Around the world, collaboration between governments and communications companies have been at the heart of national and international responses to the coronavirus pandemic. From social distancing and contact tracing apps, to telemedicine and remote schooling, joint action between the private and public sector has been key to containing the virus and ensuring the continuation of businesses and public life.
This, of course, has been no easy task, but stakeholders have been able to pivot so successfully in part due to the resilience and universality of global communications standards. But, with the telecoms world in turmoil not only from the effects of the pandemic but also from increasing political interference, harmonised mobile standards themselves may soon be in jeopardy. Indeed, some analysts believe that the latest political tensions could lead to the fragmentation of the “single global standard” altogether.
For the ITU, this breakdown would spell disaster for the rapid development of the global telecoms industry. For them, effective connectivity rests upon three interconnected pillars: global standards, national policies, and international cooperation.
The importance of harmonious global standards for mobile communications is, to some extent, self-evident – we need only look at the drastically different adoption rates for 1G and 2G technologies, which suffered from fragmented regulation, compared to 3G and 4G to know the truth of this.
“Looking back at the evolution of international mobile telecommunications, or IMT as we call it, we see that the astonishing growth of mobile networks was greatly due to the standardisation of the third and fourth generation of mobile systems, or 3G and 4G,” said Mario Maniewicz, director of the radiocommunication bureau at the ITU, speaking at Huawei’s Better World Summit 2020.
But this harmonisation of global standards may in fact be even more integral to the upcoming 5G networks, which bring with them a wealth of new technologies, such as the IoT, AI, and edge computing. Much more than just faster connectivity, 5G tech is set to revolutionise industry and even facilitate entirely new mediums of experience in the form of virtual and augmented reality. Innovation in 5G needs nurturing by a unified international telecoms community if it is to rapidly develop effectively and be deployed at scale.
The ITU, of course, is at the heart of this process.
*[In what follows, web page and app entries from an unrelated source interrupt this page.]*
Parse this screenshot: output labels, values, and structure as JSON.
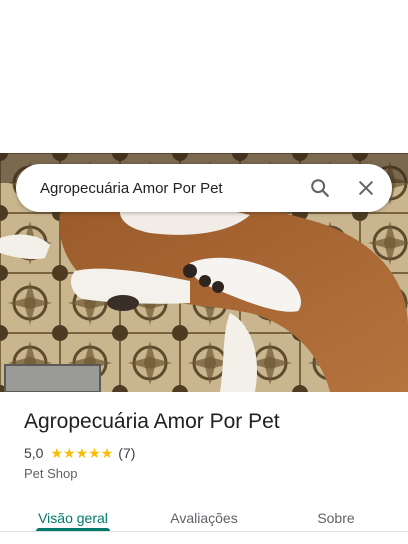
{
  "search": {
    "query": "Agropecuária Amor Por Pet"
  },
  "icons": {
    "search": "search-icon",
    "close": "close-icon",
    "star": "star-icon"
  },
  "place": {
    "name": "Agropecuária Amor Por Pet",
    "rating": "5,0",
    "stars": 5,
    "reviews_count": "(7)",
    "category": "Pet Shop"
  },
  "tabs": [
    {
      "label": "Visão geral",
      "active": true
    },
    {
      "label": "Avaliações",
      "active": false
    },
    {
      "label": "Sobre",
      "active": false
    }
  ],
  "colors": {
    "accent": "#00796b",
    "star": "#fbbc04",
    "text": "#202124",
    "secondary": "#5f6368"
  }
}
Every four years, the ITU hosts the World Radiocommunication Conference (WRC), at which its Radio Regulations are discussed and revised; in 2019, at the end of the last four-year study cycle, the WRC, attended by representatives from 163 member states and 129 observer organisations, identified additional mmWave spectrum for use in 5G. In addition, the end of this year should see the completion of the International Mobile Telecommunications-2020 Standard, which will rapidly accelerate the deployment of 5G internationally.
Governments will play a crucial role in this process, with their policies directly creating the national environment in which technological evolution can flourish or flounder. For the ITU, this is particularly true when it comes to spectrum regulation, where governments must ensure equitable, efficient, and economical spectrum usage if the sector is to develop effectively.
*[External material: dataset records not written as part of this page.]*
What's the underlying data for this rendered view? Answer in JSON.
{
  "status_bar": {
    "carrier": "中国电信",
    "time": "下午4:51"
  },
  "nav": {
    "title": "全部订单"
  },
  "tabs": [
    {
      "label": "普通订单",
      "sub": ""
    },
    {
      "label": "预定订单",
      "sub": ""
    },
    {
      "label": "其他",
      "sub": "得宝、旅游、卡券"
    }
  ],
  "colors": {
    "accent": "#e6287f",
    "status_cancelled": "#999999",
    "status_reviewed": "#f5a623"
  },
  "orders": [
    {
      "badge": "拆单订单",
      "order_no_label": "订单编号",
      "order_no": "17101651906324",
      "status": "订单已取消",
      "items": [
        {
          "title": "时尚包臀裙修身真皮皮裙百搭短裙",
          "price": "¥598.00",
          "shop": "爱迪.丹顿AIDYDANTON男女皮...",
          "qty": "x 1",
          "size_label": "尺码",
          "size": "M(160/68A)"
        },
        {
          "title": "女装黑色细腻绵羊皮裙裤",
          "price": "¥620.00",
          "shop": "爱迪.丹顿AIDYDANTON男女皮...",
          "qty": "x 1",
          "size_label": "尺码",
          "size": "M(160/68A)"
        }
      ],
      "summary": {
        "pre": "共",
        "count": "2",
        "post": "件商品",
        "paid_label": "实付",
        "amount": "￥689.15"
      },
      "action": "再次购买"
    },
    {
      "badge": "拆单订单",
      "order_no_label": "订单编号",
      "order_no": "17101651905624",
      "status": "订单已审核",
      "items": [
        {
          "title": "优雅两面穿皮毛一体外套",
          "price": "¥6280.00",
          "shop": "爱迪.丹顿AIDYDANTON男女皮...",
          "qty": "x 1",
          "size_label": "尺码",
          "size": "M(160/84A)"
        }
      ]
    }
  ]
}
“National regulatory authorities and policy makers still have a huge role to play,” explained Maniewicz. “Administrations need to revise their national regulations and standards to comply with international regulations and global standards; they need to assign suitable frequency bands to meet their domestic needs, and ensure spectrum is being used efficiently.”
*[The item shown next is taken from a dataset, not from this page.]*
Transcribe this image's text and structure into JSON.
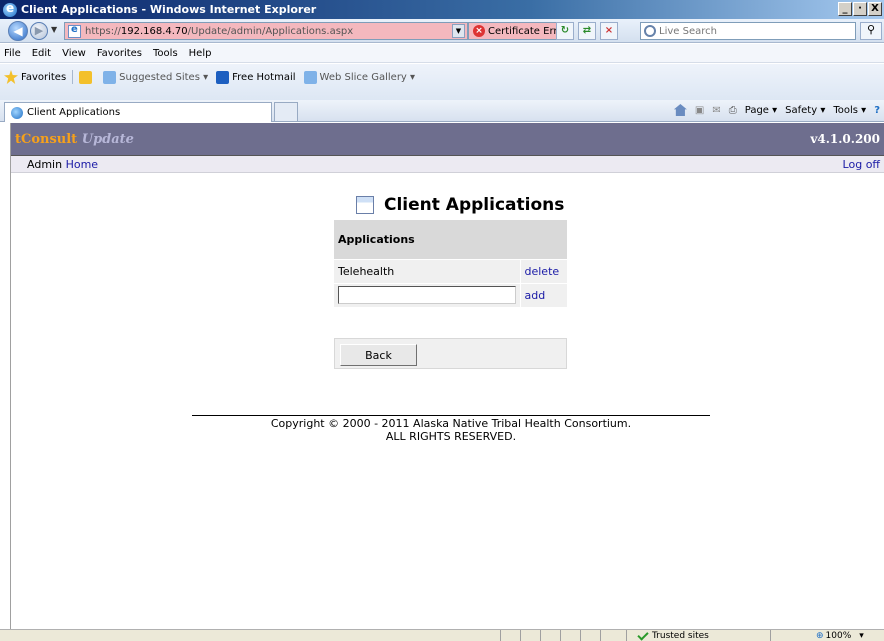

Both developing global international standards and national regulation are underpinned by a theme that extends beyond the telecommunications sector itself: international cooperation. The ITU’s purpose is to bring nations together to help create a healthy communications ecosystem that serves everyone. Harmonising standards and frequency bands around the world allows new technologies and services to be developed in an already thriving ecosystem, enables international roaming, and helps everyone benefit from economies of scale – all of which is more important than ever in the emerging post-COVID-19 environment.
For the ITU, collaboration is at the heart of global telecoms success and the coming months will be vital in defining the future of this vital industry.
“I invite you to participate in the work of the ITU, to develop standards and regulations that will shape the future of radiocommunications and the recovery of our economies within a framework of international cooperation,” concluded Maniewicz.
Also in the news: